== Problem to work on ==
Provide the number of lines below containing the word "Recording", without any other words.

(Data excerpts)

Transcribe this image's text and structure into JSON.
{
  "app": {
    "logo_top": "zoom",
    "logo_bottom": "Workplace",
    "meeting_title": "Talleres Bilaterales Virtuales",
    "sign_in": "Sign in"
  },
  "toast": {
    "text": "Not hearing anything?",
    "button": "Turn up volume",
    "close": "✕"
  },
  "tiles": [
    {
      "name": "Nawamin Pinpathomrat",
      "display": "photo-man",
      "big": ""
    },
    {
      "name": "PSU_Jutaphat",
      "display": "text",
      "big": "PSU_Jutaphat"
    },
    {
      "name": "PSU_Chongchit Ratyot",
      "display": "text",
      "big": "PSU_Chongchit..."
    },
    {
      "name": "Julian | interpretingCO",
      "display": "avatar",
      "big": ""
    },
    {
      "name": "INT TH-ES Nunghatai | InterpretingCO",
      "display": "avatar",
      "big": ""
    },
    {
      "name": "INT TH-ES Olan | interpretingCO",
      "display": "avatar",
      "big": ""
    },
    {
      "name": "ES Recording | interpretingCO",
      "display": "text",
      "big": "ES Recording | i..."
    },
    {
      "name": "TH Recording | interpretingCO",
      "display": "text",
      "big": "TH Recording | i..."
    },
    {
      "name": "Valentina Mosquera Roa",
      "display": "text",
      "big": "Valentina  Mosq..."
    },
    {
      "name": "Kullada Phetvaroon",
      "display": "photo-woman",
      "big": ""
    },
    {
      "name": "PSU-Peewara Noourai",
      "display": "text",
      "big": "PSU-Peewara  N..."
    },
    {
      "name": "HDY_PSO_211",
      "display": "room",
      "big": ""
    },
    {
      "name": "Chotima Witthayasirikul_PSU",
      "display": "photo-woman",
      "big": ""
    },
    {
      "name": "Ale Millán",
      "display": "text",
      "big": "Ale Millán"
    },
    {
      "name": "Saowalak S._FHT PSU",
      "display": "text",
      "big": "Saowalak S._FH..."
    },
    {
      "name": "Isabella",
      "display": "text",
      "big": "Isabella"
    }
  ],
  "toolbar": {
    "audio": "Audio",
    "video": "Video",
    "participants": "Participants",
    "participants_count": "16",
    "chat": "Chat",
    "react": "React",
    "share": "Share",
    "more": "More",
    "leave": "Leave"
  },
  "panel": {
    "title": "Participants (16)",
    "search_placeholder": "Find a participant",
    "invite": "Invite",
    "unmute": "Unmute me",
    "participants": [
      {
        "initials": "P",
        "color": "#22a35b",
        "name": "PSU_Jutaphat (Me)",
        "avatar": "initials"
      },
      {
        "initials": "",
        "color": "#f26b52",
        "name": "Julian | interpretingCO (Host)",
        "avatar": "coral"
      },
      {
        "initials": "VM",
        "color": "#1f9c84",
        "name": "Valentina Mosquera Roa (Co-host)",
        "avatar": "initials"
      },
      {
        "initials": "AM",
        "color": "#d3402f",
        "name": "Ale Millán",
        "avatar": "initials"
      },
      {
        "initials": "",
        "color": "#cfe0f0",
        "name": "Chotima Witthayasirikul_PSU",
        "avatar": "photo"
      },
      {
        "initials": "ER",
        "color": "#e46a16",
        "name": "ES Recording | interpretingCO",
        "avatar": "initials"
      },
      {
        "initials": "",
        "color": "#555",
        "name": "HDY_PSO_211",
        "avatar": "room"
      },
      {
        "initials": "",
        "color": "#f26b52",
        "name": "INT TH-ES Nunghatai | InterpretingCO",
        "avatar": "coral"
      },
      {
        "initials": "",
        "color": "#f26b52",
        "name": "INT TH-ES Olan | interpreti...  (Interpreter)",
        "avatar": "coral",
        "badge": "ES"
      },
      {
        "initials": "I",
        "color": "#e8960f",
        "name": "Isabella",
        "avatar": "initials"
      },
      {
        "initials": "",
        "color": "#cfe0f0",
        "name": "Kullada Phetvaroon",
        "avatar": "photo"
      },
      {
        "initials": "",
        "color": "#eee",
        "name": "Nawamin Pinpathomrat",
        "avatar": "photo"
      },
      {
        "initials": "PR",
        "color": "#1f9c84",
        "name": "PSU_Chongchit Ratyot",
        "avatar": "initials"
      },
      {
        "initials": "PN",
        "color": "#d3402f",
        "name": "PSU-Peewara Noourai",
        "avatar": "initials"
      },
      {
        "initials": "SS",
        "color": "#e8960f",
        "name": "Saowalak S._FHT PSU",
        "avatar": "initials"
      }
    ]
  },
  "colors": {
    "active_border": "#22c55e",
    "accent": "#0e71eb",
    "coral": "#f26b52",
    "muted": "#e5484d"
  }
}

== Written response ==
5